….My tables are always filled up way ahead of time and they say I give the best service. It is really lots of fun and I don’t mind it at all. I am in the dining room all the afternoon setting up the tables for dinner and I have to serve all the teas beside.
[Syracuse Herald, 19 May 1918] … I have been under fire at last. The big gun had not been heard for several days when yesterday afternoon—a heavenly sunny day—we were walking down the crowded Rue de la Paix when “BOOM” it sounded. It kept on all the afternoon at intervals of about twenty minutes. So now I am in “the battle of Paris,” and it doesn’t seem any different than when I was in Worcester [MA] and blasting was going on.
It went on to-day and I suppose it will begin again early to-morrow morning. […I] merely turned over in bed and went to sleep again when the bombardment started again this morning. Getting prepared for the front, that is all. Fatalism is the only belief to have if you want any peace over here.
Yesterday afternoon that gun hit the Maternity hospital and killed some mothers and young babies and wounded nearly forty of them. That is what makes my blood boil.
Webster returned to the United States in January 1919. She experienced tragedies in her life: first, her fiancé, Croix de Guerre recipient Captain Henry H. Worthington, was killed in action at Soissons in July 1918 (she stated in the 30 Mar 1919 Syracuse Herald, “I did not stop work … there was no time to let personal things enter. Indeed, I was thankful for the work which made me forget my own sorrow in helping others.”) Second, Webster’s father committed suicide in 1923 after writing in a note to her brother that he was a failure.

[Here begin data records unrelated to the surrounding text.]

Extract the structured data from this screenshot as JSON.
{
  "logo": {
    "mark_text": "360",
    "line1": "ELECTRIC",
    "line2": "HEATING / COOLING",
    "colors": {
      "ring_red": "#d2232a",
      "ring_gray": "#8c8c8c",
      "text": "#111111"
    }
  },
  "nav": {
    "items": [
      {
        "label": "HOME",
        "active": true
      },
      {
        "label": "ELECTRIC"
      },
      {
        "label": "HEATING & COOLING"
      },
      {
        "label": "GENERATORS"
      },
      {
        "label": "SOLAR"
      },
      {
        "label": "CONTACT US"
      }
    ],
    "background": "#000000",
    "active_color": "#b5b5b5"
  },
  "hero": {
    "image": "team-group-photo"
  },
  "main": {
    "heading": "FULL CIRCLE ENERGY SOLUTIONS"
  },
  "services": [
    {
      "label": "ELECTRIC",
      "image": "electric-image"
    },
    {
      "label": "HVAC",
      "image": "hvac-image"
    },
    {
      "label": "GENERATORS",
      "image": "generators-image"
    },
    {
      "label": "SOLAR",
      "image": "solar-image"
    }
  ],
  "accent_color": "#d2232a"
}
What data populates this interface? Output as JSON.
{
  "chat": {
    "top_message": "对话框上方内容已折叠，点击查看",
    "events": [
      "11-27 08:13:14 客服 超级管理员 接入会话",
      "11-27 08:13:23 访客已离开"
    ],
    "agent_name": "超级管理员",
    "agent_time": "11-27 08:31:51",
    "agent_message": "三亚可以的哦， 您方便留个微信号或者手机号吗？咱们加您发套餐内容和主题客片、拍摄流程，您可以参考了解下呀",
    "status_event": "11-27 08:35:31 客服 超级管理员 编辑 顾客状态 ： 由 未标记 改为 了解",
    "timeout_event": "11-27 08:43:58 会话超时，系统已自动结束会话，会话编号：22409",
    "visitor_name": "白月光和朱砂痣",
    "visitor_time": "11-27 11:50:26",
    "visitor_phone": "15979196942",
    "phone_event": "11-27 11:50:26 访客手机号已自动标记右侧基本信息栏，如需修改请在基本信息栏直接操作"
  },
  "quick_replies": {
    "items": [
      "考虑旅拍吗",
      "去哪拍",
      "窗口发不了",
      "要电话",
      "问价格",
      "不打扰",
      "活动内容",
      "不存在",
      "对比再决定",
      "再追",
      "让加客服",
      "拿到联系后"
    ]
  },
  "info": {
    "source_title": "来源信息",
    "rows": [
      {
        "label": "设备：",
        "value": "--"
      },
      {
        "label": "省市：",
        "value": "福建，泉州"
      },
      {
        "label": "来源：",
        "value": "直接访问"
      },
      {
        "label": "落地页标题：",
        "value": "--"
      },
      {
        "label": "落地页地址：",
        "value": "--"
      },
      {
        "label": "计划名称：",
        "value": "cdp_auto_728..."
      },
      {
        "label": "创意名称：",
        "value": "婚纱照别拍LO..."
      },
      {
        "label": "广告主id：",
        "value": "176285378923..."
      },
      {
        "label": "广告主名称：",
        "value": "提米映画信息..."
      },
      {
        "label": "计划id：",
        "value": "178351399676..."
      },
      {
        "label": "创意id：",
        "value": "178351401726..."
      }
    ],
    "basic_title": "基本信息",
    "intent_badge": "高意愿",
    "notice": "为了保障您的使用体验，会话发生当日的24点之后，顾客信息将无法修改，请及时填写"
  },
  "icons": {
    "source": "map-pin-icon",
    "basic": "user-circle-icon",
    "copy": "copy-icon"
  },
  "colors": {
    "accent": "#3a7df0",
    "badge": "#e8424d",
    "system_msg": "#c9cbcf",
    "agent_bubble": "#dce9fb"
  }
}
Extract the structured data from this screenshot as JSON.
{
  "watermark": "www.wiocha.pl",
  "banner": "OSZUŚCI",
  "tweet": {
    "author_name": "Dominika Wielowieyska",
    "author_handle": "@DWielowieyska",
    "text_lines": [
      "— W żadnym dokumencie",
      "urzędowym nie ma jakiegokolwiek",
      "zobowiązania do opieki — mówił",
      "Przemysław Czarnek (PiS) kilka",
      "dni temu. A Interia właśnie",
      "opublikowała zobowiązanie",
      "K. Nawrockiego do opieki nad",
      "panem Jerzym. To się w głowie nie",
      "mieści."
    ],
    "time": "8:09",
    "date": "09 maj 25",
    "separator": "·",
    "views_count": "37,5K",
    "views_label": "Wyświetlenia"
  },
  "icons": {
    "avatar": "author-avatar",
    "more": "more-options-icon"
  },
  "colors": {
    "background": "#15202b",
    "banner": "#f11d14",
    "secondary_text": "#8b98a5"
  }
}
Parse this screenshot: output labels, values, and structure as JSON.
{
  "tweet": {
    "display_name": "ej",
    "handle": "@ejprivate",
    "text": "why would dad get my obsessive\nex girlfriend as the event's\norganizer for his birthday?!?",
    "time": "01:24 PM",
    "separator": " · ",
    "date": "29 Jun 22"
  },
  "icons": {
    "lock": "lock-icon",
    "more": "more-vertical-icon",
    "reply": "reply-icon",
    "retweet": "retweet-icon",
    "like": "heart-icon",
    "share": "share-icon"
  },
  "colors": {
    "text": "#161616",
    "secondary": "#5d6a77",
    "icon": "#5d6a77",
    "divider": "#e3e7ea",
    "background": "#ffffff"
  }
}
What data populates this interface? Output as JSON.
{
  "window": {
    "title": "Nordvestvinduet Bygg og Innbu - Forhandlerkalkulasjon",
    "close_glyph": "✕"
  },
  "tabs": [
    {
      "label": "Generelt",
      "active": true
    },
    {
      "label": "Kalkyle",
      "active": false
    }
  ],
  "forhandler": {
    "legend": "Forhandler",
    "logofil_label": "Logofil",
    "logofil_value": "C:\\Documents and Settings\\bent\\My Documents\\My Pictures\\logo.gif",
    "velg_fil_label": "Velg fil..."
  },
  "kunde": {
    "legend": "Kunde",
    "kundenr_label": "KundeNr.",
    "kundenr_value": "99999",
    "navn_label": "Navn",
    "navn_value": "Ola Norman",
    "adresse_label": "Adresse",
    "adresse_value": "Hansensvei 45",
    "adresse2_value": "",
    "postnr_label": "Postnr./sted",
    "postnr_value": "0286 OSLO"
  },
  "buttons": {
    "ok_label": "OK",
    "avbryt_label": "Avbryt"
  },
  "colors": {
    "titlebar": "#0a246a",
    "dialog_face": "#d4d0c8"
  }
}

From June to September 1924, she traveled abroad. In June 1925, Webster married advertising salesperson Harold Flint Thomas. She died in 1985.